We will keep your records safely

This practice complies with the Data Protection Act (1998) and General Data Protection Regulation (GDPR) 2018. This means that we will ensure that your information is processed fairly and lawfully.

What personal information do we need to hold?

• Your past and current medical and dental condition; personal details such as your age, address, telephone number and your general medical practitioner
• We may need to request details of your NHS number and entitlement to healthcare treatment
• Radiographs, clinical photographs, ultrasound imaging and study models
• Information about the treatment that we have provided or propose and its cost
• Notes of conversations or incidents that might occur for which a record needs to be kept
• Records of consent to treatment
• Any correspondence relating to you with other health care professionals, for example in the hospital or community services.

Why do we hold this information?

We need to keep accurate personal data about patients in order to provide you with safe and appropriate dental care.

Retaining information

We are required to retain your medical records, ultrasound imaging, X- rays and study models while you are a patient of this practice and after you cease to be a patient, for at least eleven years or until age 25, whichever is the longer.


Your information is held in the practice’s computer system. The information is only accessible to authorised personnel. Personal information will not be removed from this practice without the patients authorised consent. Your personal information is carefully protected by the staff at this practice. All access to information is held securely and can only be accessed by regularly changed passwords. Data is encrypted and computer terminals are closed if unattended.

We may need to disclose your information

In order to provide proper and safe dental care to:
• Your general medical practitioner
• The hospital or community dental services
• Other health professionals caring for you
• Private dental schemes of which you are a member.

Disclosure will take place on a ‘need-to-know’ basis, so that only those individuals/organisations who need to know in order to provide care to you (whose personnel are covered by strict confidentiality rules) will be given the information. Only information that the recipient needs to know will be disclosed.

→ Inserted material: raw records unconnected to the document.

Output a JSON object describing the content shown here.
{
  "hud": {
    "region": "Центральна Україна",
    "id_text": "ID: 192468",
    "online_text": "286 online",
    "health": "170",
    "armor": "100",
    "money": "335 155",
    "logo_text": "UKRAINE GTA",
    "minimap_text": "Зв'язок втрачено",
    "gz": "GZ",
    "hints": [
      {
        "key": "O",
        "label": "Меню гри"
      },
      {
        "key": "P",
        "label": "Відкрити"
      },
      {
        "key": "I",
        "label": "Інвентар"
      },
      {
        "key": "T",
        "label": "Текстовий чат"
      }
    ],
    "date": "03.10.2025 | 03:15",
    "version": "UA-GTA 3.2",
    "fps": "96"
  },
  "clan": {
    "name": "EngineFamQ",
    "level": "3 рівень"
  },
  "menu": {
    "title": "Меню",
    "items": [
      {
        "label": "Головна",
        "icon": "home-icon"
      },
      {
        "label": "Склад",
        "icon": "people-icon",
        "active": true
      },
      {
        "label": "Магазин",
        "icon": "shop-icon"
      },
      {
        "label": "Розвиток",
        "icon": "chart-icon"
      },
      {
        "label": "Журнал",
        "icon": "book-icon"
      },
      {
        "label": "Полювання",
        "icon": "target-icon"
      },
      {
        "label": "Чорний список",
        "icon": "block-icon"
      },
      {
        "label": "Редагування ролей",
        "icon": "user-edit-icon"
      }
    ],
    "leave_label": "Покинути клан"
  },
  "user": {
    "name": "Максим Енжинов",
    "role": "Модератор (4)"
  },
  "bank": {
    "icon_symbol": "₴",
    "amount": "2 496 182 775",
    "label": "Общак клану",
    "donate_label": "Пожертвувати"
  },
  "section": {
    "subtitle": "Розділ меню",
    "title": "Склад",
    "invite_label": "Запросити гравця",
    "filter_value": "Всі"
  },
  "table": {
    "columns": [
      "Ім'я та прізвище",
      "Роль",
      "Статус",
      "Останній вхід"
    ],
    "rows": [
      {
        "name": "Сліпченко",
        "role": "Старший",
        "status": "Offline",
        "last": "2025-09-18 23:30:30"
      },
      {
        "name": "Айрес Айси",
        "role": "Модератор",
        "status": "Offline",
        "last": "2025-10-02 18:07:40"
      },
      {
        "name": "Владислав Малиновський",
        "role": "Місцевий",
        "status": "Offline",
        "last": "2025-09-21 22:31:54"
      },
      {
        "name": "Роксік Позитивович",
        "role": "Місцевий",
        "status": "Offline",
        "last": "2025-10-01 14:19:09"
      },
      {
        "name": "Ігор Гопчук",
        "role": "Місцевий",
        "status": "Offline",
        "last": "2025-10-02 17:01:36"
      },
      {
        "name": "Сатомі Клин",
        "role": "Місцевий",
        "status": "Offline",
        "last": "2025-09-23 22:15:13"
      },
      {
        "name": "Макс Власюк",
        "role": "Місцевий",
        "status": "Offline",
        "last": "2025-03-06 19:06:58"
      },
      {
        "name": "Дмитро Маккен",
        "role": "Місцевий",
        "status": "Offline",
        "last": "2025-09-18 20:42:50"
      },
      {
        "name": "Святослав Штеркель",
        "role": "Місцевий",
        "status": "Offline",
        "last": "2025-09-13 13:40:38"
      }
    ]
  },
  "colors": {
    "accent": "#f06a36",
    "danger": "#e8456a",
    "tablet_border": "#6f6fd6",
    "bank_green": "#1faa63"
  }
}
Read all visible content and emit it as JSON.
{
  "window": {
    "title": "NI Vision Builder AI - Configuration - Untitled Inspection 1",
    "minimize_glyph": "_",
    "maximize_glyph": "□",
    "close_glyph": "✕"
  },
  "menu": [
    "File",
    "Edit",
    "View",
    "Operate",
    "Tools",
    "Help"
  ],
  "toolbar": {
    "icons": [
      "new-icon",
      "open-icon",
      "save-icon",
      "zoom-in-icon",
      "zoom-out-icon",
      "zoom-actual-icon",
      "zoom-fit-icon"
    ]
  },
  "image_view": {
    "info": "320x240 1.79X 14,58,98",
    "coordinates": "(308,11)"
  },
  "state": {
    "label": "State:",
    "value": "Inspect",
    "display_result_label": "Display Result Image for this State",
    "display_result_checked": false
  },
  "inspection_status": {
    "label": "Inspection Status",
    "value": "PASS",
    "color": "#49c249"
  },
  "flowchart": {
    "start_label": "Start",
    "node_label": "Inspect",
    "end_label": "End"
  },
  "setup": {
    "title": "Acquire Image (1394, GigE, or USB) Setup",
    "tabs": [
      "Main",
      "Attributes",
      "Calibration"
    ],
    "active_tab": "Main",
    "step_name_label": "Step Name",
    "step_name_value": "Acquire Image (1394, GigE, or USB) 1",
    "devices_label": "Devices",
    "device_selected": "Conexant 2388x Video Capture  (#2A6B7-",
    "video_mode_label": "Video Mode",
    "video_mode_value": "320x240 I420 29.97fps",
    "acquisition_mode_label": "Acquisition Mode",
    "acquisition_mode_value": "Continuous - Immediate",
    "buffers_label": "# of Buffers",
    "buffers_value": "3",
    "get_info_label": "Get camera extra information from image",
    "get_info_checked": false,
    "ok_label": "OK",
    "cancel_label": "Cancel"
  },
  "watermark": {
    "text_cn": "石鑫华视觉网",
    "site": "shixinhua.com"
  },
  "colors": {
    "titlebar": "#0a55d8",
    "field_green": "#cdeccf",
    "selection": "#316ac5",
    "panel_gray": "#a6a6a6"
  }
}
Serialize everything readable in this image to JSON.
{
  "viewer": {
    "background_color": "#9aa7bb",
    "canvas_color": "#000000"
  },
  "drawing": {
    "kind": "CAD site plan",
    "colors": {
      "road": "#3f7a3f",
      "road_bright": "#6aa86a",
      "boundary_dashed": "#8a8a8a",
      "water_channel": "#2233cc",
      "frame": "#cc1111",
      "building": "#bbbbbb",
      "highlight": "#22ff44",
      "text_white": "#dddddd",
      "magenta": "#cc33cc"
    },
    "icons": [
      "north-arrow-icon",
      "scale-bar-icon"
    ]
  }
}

In very limited circumstances or when required by law or a court order, personal data may have to be disclosed to a third party not connected with your health care. In all other situations, disclosure that is not covered by this Code of Practice will only occur when we have your specific consent. Where possible you will be informed of these requests for disclosure.